John Calvin (1509)
It was on this date, July 10, 1509, that Jean Chauvin, whose name was Latinized and then Anglicized to John Calvin, was born at Noyon in Picardy, France, the son of a lawyer in the French middle class. He also studied law and was not a conspicuously orthodox Catholic. Unlike the profane peasant Martin Luther, 26 years his senior and with whom Calvin never met, Calvin was genteel and scholarly and was never ordained in the Catholic Church.
In Paris, in 1532, Calvin fell in with Lutheran protesters against the Mass and barely escaped arrest and execution by burning. Three years later found him lecturing the French king (by letter) on Protestant theology and urging toleration. Persuaded to come to Geneva to preach, it was there that Calvin came into his own.

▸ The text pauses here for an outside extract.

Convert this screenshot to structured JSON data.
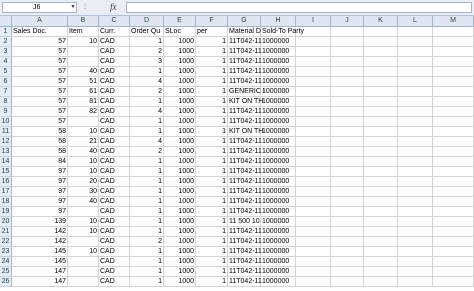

He drew up his five points – total depravity, unconditional election, limited atonement, irresistible grace, and the perseverance of the saints – and to this doctrine he compelled all Genevans to swear belief. Just to show that he wasn’t joking, he banished a man name Caroli who dared to doubt. His theocracy also dictated, on pain of excommunication, how Genevans dressed and what they ate, employing spies to detect those who skipped church. In 1538, tired of his tyranny, Calvin was exiled.
But just three years later, Geneva persuaded Calvin to return, which he reluctantly did in 1541 (13 September). His power now nearly absolute, he wielded it with godly gusto. The Council declared that Calvin’s Institutes were a “holy doctrine which no man might speak against.” Jacques Gouet did so and was imprisoned for impiety in 1547; after severe torture, he was beheaded. Within five years, Calvin passed 58 death sentences and exiled 76.
For the heresy of doubting the Trinity, Miguel Served y Reves was arrested and tried by the Catholic Church in Vienne. Michael Servetus (as he is now known) had actually debated Calvin in 1534 and somehow got the idea that Calvin stood for religious toleration in Geneva. But that was the old Calvin, the one without the power of a state to bolster his bigotry. Little did Servetus know that it was Calvin who had denounced him to the authorities in Vienne. Indeed, Calvin was miffed at Servetus’s criticism of his Institutes and vowed, “If he comes here and I have any authority, I will never let him leave the place alive.”
Friends helped Servetus escape the frying pan of Vienne only to enter the fire of Geneva in 1553. He was arrested and tried for heresy, but the verdict had been pronounced before Servetus ever entered Geneva. He was burned at the stake on October 27 with Calvin’s complete approval. When Sebastian Castellio (1515-1563) wrote, “Let us who are Christians not condemn one another, but, if we are wiser than they are, let us also be better and more merciful” in his pamphlet, “Should heretics be persecuted?,” Calvin merely banished him from his comfortable commune – a luckier break.
Exile and death, rather than persuasion by example, were the chief tools Calvin used for the enforcement of what would later be called Presbyterianism. As Robert Ingersoll described him, with only slight exaggeration, “Calvin was … a strange compound of revengeful morality, malicious forgiveness, ferocious charity, egotistic humility, and a kind of hellish justice. In other words, he was as nearly like the God of the Old Testament as his health permitted” (“Heretics and Heresies”). Calvin died in the year William Shakespeare was born, 1564, one of the more equitable trades in history!
Originally published July 2003 by Ronald Bruce Meyer.